Problem to solve
Work out how many lines of the entries have the word "kind" in them. Respond with that number only.

### Records shown

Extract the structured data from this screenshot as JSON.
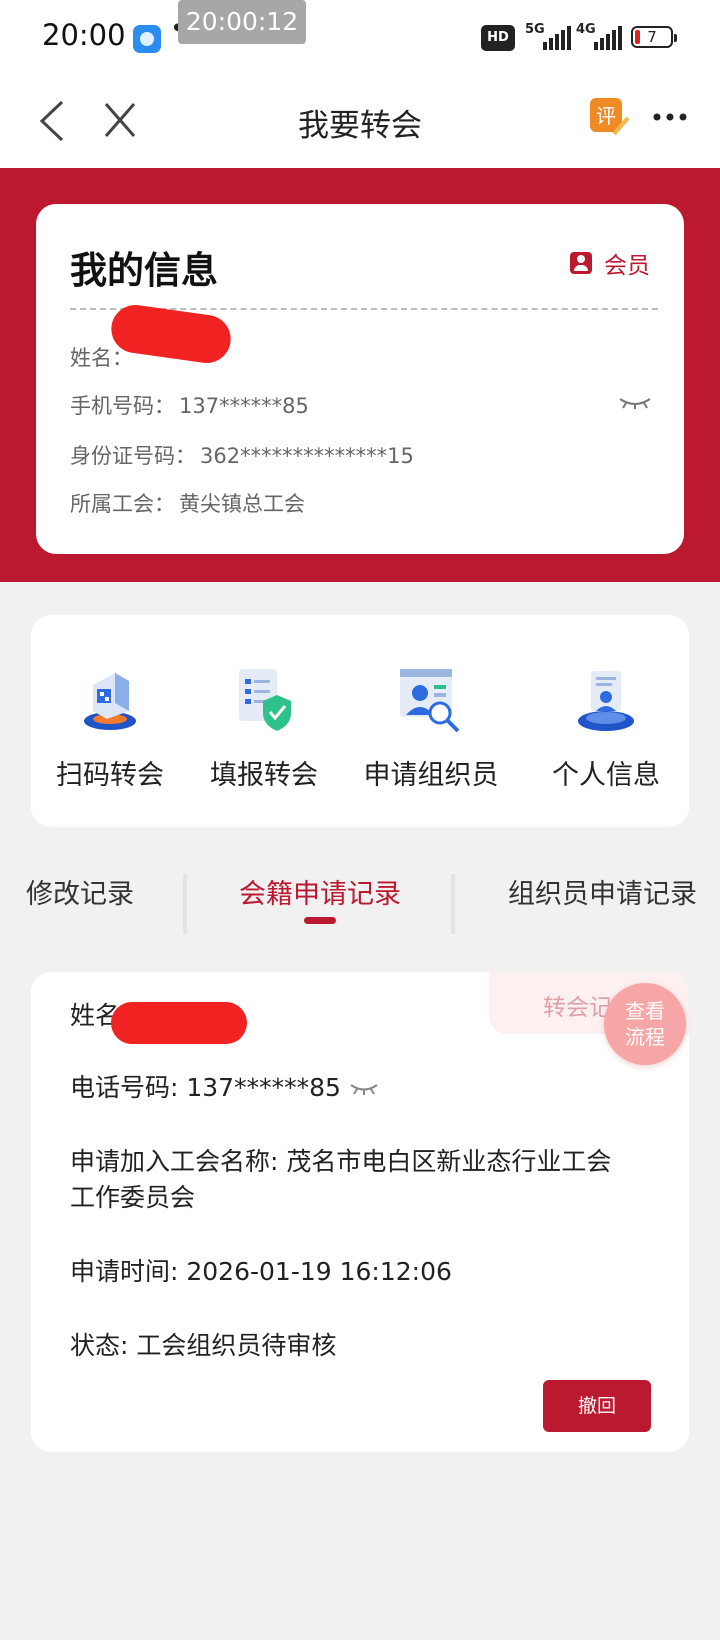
{
  "status_bar": {
    "time": "20:00",
    "more_dots": "•••",
    "clock_overlay": "20:00:12",
    "hd_badge": "HD",
    "network_1": "5G",
    "network_2": "4G",
    "battery_level": "7"
  },
  "nav": {
    "title": "我要转会",
    "rate_icon_text": "评"
  },
  "info_card": {
    "title": "我的信息",
    "badge": "会员",
    "name_label": "姓名：",
    "phone_label": "手机号码：",
    "phone_value": "137******85",
    "id_label": "身份证号码：",
    "id_value": "362**************15",
    "union_label": "所属工会：",
    "union_value": "黄尖镇总工会"
  },
  "actions": [
    {
      "label": "扫码转会",
      "icon": "qr-transfer-icon"
    },
    {
      "label": "填报转会",
      "icon": "form-shield-icon"
    },
    {
      "label": "申请组织员",
      "icon": "organizer-search-icon"
    },
    {
      "label": "个人信息",
      "icon": "personal-info-icon"
    }
  ],
  "tabs": [
    {
      "label": "修改记录",
      "active": false
    },
    {
      "label": "会籍申请记录",
      "active": true
    },
    {
      "label": "组织员申请记录",
      "active": false
    }
  ],
  "record": {
    "tag": "转会记",
    "name_label": "姓名",
    "phone": "电话号码: 137******85",
    "union_line1": "申请加入工会名称: 茂名市电白区新业态行业工会",
    "union_line2": "工作委员会",
    "time": "申请时间: 2026-01-19 16:12:06",
    "status": "状态: 工会组织员待审核",
    "revoke": "撤回"
  },
  "flow_button": {
    "line1": "查看",
    "line2": "流程"
  },
  "colors": {
    "brand_red": "#bb1930",
    "background": "#f1f1f1",
    "redaction": "#f02222"
  }
}
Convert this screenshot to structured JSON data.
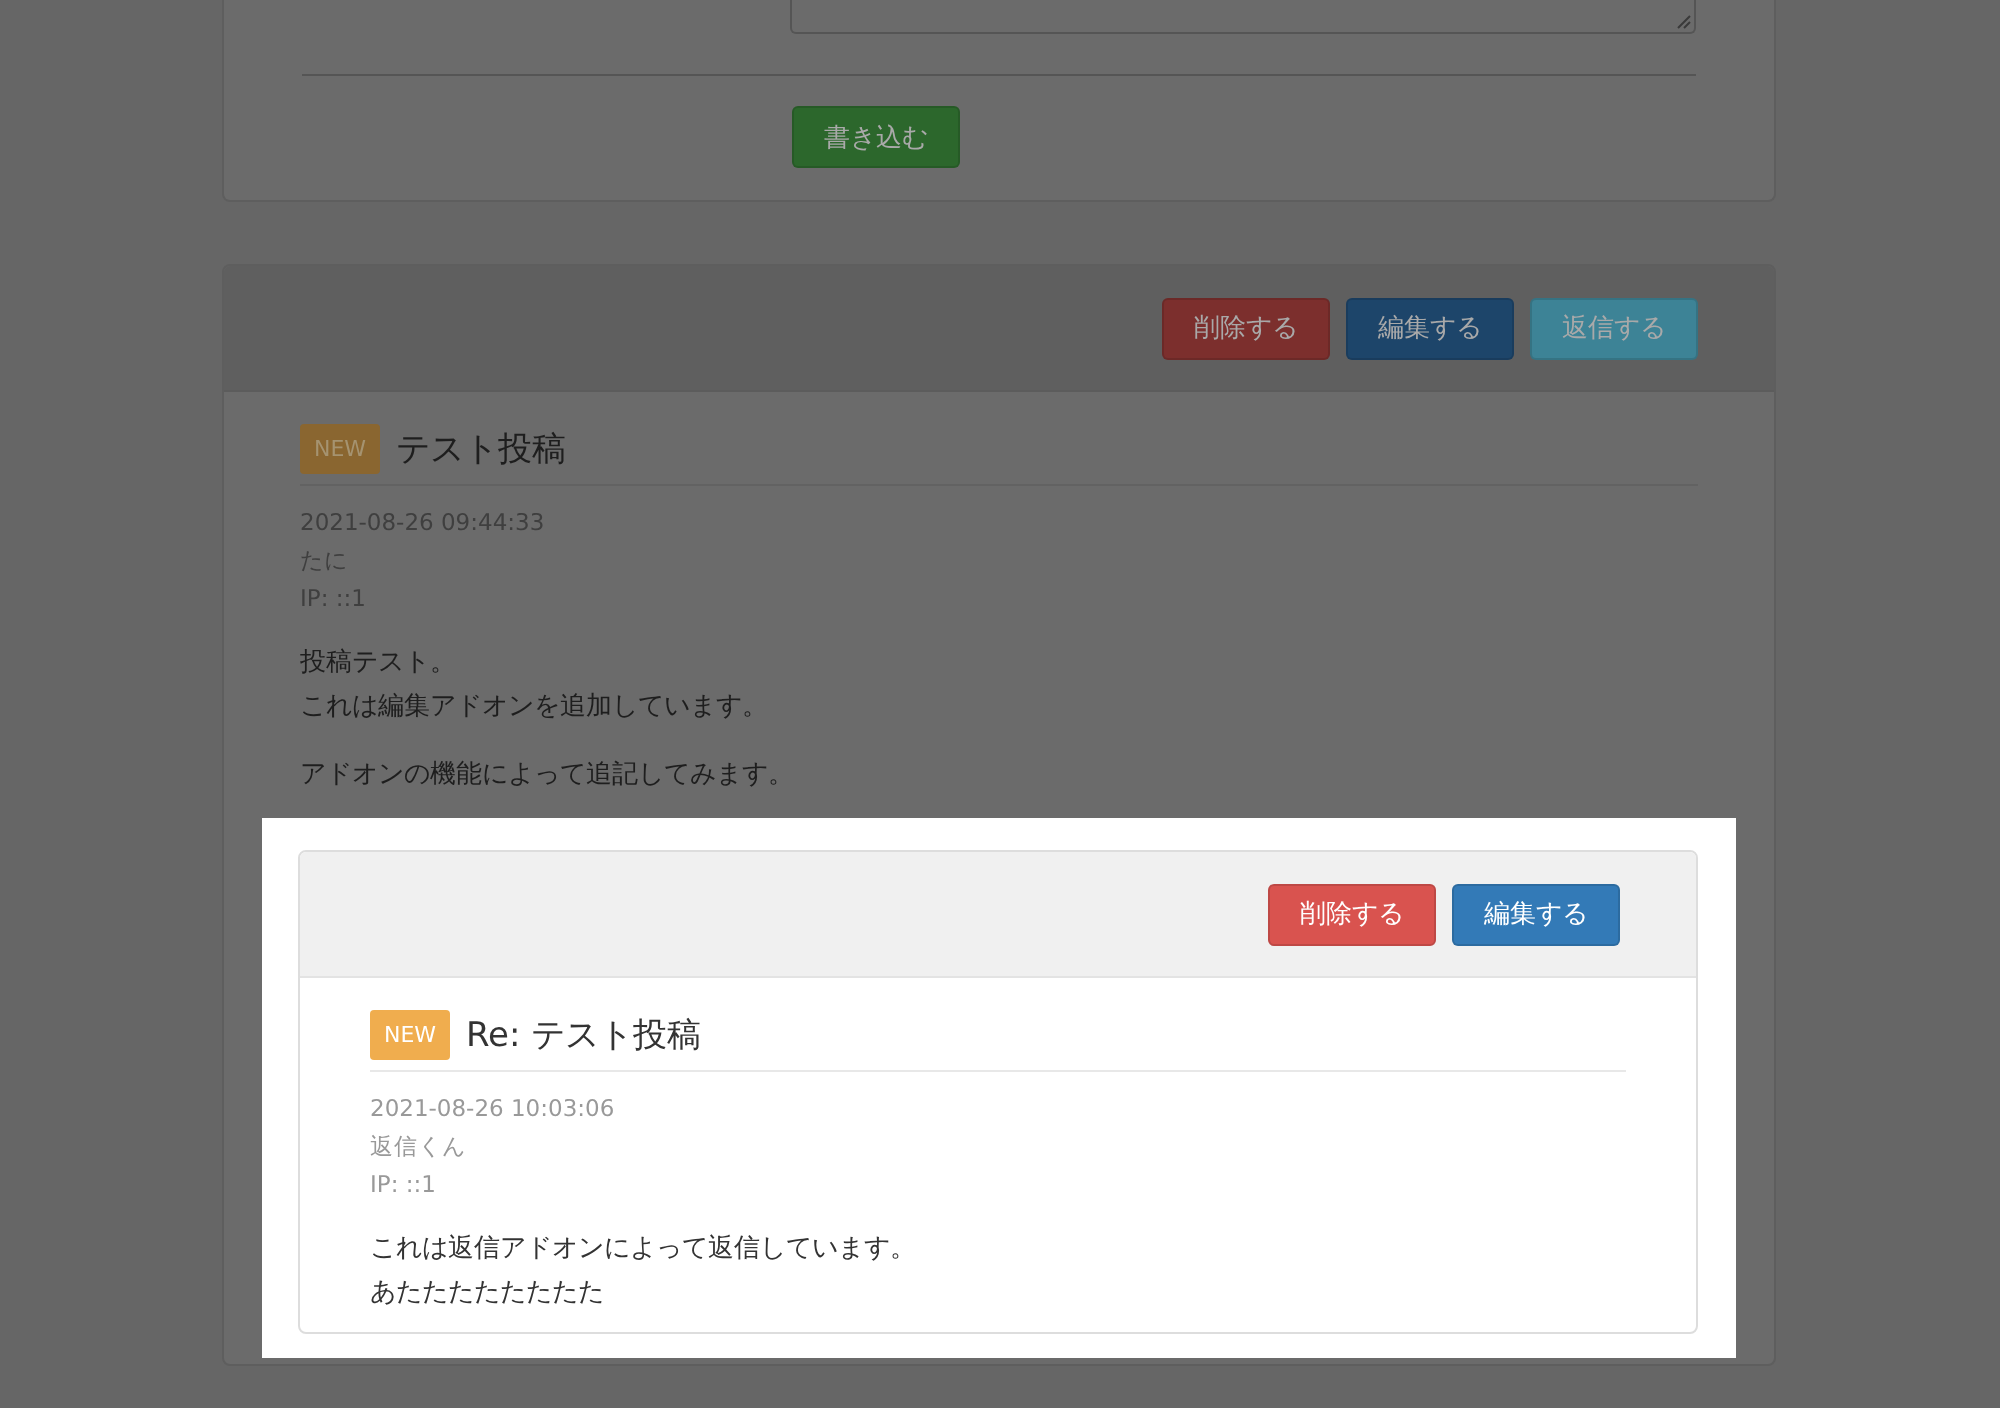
{
  "compose_form": {
    "highlighted": false,
    "submit_button": "書き込む"
  },
  "post": {
    "highlighted": false,
    "actions": [
      {
        "label": "削除する",
        "kind": "delete"
      },
      {
        "label": "編集する",
        "kind": "edit"
      },
      {
        "label": "返信する",
        "kind": "reply"
      }
    ],
    "badge": "NEW",
    "title": "テスト投稿",
    "date": "2021-08-26 09:44:33",
    "author": "たに",
    "ip": "IP: ::1",
    "paragraphs": [
      [
        "投稿テスト。",
        "これは編集アドオンを追加しています。"
      ],
      [
        "アドオンの機能によって追記してみます。"
      ]
    ],
    "reply": {
      "highlighted": true,
      "actions": [
        {
          "label": "削除する",
          "kind": "delete"
        },
        {
          "label": "編集する",
          "kind": "edit"
        }
      ],
      "badge": "NEW",
      "title": "Re: テスト投稿",
      "date": "2021-08-26 10:03:06",
      "author": "返信くん",
      "ip": "IP: ::1",
      "paragraphs": [
        [
          "これは返信アドオンによって返信しています。",
          "あたたたたたたたた"
        ]
      ]
    }
  }
}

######

Answer for the task
5